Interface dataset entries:
********
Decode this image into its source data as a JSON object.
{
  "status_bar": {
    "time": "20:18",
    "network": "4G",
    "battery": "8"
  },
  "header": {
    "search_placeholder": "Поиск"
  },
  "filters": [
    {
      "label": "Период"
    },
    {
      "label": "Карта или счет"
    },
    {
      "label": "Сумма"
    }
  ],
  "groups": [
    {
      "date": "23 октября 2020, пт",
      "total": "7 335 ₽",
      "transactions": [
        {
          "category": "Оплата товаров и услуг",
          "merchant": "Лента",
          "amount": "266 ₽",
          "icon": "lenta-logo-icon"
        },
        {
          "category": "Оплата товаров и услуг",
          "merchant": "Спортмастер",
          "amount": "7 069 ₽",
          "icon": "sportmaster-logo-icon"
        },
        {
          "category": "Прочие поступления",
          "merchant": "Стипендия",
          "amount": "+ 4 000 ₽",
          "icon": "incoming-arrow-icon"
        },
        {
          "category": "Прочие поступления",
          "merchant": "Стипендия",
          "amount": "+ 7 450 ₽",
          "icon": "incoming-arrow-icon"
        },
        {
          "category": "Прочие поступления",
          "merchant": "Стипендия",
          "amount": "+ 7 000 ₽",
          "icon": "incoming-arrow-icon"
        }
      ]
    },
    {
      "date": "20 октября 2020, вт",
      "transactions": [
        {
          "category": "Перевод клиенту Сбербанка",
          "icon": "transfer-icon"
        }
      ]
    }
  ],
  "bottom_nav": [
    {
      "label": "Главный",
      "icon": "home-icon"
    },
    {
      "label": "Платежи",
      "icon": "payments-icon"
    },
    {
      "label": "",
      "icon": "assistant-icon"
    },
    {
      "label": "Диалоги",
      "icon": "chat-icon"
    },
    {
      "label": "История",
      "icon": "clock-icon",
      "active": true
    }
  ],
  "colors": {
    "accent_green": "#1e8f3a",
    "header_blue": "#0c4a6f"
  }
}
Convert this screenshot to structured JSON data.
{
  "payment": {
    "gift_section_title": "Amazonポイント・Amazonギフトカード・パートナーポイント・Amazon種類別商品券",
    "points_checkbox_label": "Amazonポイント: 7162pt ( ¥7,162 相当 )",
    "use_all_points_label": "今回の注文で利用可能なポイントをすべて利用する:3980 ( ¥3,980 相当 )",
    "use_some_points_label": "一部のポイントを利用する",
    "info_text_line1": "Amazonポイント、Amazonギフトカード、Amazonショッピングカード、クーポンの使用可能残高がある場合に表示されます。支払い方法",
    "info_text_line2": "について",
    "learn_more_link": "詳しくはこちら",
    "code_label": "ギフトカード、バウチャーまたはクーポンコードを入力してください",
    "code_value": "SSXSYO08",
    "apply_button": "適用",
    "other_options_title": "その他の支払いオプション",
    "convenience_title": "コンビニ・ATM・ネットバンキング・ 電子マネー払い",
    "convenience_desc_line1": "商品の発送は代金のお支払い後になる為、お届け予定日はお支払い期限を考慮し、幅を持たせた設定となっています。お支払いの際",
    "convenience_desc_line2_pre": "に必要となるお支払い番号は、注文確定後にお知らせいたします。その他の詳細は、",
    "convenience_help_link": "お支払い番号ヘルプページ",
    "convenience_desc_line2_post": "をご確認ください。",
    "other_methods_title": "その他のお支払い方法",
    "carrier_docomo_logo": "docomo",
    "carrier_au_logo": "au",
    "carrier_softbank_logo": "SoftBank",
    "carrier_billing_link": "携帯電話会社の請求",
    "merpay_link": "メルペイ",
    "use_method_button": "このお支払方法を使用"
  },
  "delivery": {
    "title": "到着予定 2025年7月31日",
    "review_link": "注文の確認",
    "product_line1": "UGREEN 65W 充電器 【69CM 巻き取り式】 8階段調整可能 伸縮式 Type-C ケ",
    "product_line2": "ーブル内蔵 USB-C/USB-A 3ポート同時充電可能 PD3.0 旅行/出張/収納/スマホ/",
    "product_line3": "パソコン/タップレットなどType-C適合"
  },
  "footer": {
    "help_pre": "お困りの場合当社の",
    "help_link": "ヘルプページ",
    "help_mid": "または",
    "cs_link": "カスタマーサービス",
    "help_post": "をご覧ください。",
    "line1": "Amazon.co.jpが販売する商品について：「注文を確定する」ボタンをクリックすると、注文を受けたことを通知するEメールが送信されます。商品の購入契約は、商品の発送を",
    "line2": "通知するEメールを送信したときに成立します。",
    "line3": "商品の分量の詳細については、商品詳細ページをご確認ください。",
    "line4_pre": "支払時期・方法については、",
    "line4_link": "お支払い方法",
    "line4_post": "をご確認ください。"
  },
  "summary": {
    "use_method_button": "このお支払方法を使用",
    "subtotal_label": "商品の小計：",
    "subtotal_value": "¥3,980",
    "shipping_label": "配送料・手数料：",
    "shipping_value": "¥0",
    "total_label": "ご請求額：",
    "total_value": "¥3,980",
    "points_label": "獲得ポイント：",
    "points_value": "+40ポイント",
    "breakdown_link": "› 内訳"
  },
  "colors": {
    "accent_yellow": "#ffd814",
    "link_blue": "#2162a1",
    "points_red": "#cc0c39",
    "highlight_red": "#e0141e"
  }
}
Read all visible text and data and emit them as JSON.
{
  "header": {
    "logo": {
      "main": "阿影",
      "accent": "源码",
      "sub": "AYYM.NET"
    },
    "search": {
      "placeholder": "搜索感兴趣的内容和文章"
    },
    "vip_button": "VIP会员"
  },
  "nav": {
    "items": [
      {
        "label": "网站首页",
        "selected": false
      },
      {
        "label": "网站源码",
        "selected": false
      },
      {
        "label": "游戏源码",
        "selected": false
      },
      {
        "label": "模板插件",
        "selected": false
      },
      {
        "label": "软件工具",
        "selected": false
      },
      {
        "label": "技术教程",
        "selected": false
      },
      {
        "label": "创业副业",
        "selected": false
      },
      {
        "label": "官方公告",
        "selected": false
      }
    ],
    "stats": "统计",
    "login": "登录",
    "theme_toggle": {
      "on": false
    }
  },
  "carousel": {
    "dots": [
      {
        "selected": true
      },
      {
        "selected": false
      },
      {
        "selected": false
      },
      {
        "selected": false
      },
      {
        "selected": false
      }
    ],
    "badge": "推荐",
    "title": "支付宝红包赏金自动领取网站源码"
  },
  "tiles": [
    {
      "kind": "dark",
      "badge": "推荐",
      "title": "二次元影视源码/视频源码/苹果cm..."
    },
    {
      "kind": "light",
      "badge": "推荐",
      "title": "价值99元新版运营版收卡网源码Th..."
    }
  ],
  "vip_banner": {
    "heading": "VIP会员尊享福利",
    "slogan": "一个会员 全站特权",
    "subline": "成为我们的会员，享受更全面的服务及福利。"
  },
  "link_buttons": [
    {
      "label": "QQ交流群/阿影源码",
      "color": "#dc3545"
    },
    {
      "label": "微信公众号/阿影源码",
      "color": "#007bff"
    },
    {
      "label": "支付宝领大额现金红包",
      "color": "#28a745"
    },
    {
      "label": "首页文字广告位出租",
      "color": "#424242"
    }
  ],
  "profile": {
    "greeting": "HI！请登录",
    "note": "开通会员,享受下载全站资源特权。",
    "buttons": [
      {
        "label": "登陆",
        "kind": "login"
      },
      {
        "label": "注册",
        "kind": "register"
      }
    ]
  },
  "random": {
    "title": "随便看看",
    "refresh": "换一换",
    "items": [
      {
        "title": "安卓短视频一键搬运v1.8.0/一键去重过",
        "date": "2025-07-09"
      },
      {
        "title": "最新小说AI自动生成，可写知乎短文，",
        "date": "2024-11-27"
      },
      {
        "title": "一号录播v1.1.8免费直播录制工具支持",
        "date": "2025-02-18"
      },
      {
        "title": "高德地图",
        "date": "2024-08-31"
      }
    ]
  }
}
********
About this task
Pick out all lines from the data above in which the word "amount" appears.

Response area
          "amount": "266 ₽",
          "amount": "7 069 ₽",
          "amount": "+ 4 000 ₽",
          "amount": "+ 7 450 ₽",
          "amount": "+ 7 000 ₽",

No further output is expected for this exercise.